Action item: Repeat every record below exactly as it appears.

Stored dataset items:
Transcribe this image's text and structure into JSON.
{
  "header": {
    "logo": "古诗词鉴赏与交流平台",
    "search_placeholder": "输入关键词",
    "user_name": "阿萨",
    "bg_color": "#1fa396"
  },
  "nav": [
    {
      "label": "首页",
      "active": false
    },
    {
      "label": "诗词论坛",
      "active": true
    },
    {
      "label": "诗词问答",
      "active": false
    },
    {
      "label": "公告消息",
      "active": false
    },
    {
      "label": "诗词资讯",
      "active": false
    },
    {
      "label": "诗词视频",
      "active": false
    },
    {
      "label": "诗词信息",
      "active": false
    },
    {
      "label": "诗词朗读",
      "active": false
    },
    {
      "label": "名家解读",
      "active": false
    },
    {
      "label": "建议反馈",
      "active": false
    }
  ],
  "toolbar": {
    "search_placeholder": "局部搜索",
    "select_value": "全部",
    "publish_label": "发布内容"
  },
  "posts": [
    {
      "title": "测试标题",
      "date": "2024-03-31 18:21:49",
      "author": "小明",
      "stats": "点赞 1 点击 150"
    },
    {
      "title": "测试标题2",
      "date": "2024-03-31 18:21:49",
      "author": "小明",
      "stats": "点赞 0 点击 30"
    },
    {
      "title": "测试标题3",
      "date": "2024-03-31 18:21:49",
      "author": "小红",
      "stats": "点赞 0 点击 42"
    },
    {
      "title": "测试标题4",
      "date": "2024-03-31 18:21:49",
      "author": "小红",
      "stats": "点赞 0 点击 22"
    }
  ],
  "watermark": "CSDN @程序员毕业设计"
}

Result of this exercise:
Transcribe this image's text and structure into JSON.
{
  "header": {
    "logo": "古诗词鉴赏与交流平台",
    "search_placeholder": "输入关键词",
    "user_name": "阿萨",
    "bg_color": "#1fa396"
  },
  "nav": [
    {
      "label": "首页",
      "active": false
    },
    {
      "label": "诗词论坛",
      "active": true
    },
    {
      "label": "诗词问答",
      "active": false
    },
    {
      "label": "公告消息",
      "active": false
    },
    {
      "label": "诗词资讯",
      "active": false
    },
    {
      "label": "诗词视频",
      "active": false
    },
    {
      "label": "诗词信息",
      "active": false
    },
    {
      "label": "诗词朗读",
      "active": false
    },
    {
      "label": "名家解读",
      "active": false
    },
    {
      "label": "建议反馈",
      "active": false
    }
  ],
  "toolbar": {
    "search_placeholder": "局部搜索",
    "select_value": "全部",
    "publish_label": "发布内容"
  },
  "posts": [
    {
      "title": "测试标题",
      "date": "2024-03-31 18:21:49",
      "author": "小明",
      "stats": "点赞 1 点击 150"
    },
    {
      "title": "测试标题2",
      "date": "2024-03-31 18:21:49",
      "author": "小明",
      "stats": "点赞 0 点击 30"
    },
    {
      "title": "测试标题3",
      "date": "2024-03-31 18:21:49",
      "author": "小红",
      "stats": "点赞 0 点击 42"
    },
    {
      "title": "测试标题4",
      "date": "2024-03-31 18:21:49",
      "author": "小红",
      "stats": "点赞 0 点击 22"
    }
  ],
  "watermark": "CSDN @程序员毕业设计"
}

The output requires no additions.